One of the most popular posts on my blog is my Gimp Layer Mask tutorial. I feel like that post doesn’t fully explain everything you need to know about layer masks, so I’m going to try to break it down here, and hopefully by the end of this post, you will be a layer mask master.
What is a layer mask?
A layer mask is pretty much exactly what it sounds like. It puts a mask over a layer of your gimp image and you manipulate it to hide parts of the layer while showing other parts. When you apply a layer mask to an image, the mask itself deals with only black and white, and shades of gray in between. White areas of the mask make those corresponding areas of the layer opaque, and black areas of the mask make the corresponding areas of the layer transparent. Shades of gray make the layer partially transparent. The darker the shade of gray, the more transparent that part of the layer becomes, and the more of the layer below it shows through. Let’s look at an example:
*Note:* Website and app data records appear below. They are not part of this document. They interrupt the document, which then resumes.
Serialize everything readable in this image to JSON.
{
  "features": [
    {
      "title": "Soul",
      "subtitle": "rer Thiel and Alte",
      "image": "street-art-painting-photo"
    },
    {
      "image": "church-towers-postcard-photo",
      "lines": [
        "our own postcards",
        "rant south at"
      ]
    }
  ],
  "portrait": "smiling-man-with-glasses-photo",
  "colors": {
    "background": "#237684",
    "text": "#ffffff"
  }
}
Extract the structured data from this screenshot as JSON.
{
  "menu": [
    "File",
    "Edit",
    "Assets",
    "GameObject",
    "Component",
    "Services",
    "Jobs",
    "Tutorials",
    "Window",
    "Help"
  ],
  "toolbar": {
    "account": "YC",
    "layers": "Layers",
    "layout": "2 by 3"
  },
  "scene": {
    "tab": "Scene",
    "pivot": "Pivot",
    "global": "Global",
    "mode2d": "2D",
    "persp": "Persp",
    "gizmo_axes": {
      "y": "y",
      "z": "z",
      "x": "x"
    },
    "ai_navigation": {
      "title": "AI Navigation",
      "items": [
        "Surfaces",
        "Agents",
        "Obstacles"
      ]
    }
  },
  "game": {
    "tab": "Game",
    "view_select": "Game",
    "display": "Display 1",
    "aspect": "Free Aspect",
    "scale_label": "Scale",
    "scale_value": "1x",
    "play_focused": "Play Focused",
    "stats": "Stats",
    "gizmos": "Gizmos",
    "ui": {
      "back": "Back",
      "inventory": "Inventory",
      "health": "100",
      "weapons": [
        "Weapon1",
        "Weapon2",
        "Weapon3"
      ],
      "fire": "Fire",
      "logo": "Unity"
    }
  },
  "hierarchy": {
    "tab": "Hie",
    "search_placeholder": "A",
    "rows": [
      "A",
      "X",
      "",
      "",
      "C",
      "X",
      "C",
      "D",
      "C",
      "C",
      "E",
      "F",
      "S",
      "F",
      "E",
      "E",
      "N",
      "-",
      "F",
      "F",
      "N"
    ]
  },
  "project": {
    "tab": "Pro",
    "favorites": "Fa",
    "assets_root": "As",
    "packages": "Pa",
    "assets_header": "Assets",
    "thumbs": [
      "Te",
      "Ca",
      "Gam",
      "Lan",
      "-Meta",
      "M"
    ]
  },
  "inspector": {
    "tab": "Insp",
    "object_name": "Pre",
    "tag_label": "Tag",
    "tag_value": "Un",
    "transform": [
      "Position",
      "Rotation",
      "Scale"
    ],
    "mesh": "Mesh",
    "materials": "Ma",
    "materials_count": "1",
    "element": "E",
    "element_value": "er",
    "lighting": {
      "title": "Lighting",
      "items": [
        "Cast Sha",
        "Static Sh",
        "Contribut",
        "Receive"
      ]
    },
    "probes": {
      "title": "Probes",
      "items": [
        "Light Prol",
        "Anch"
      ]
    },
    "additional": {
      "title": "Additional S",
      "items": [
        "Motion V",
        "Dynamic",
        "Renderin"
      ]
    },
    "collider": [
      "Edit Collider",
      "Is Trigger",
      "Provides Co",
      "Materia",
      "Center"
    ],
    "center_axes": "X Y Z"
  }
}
In Gimp, open two photos by choosing “Open As Layers” from the File menu. As you can see on the right in the layers palette, each photo is on a separate layer.
Next, right-click on the top layer and Add Layer Mask. A window pops up that says “Initialize Layer Mask to.” Choose White (full opacity).
A white rectangle appears next to the thumbnail image in the layers palette:
It’s hard to tell, but this white rectangle also has a white border. The white border means that anything you do right now will be applied to the layer mask, and not to the layer itself. Try clicking on the thumbnail of the image on that layer and you’ll see the white border move over the thumbnail. Now any changes you make will be applied directly to that layer instead of the layer mask. Now there are lots of ways you can manipulate the layer mask. you can draw on it with the paintbrush, type over it with the text tool, make a gradient over it, etc. Any black that you add to the layer mask now will make that area of the layer transparent, and you’ll be able to see the layer below it in those areas. I guess I should make it clear that when you make changes here, you’ll be doing it in the main image area, not on the thumbnail of the layer mask. I think you already knew that, but I wanted to make sure. Let’s try drawing with a large, hard-edge brush and see what happens.
Where I drew on the image with black, it masked the area, allowing the layer below to show through. I might sound repetitive, but this is the main point of this post, and if you understand it, then you can do just about anything with a layer mask. In the layers palette, the thumbnail of the layer mask now has a black streak across it where I drew on the image. Now let’s look at how shades of gray affect the layer mask.
Here I made a gradient on the right side of the image, with white on the left end and black on the right end of the gradient. You can see this in the layers palette. In the image, the layer fades out from left to right, corresponding to the gradient from white to black. One more thing, I made a circle in the lower left part of the image with a soft-edge brush, so the mask fades at the edges of the circle.
That is really all you need to know to get started with layer masks. I hope this helps. If you have any questions, feel free to drop me a line on the contact page.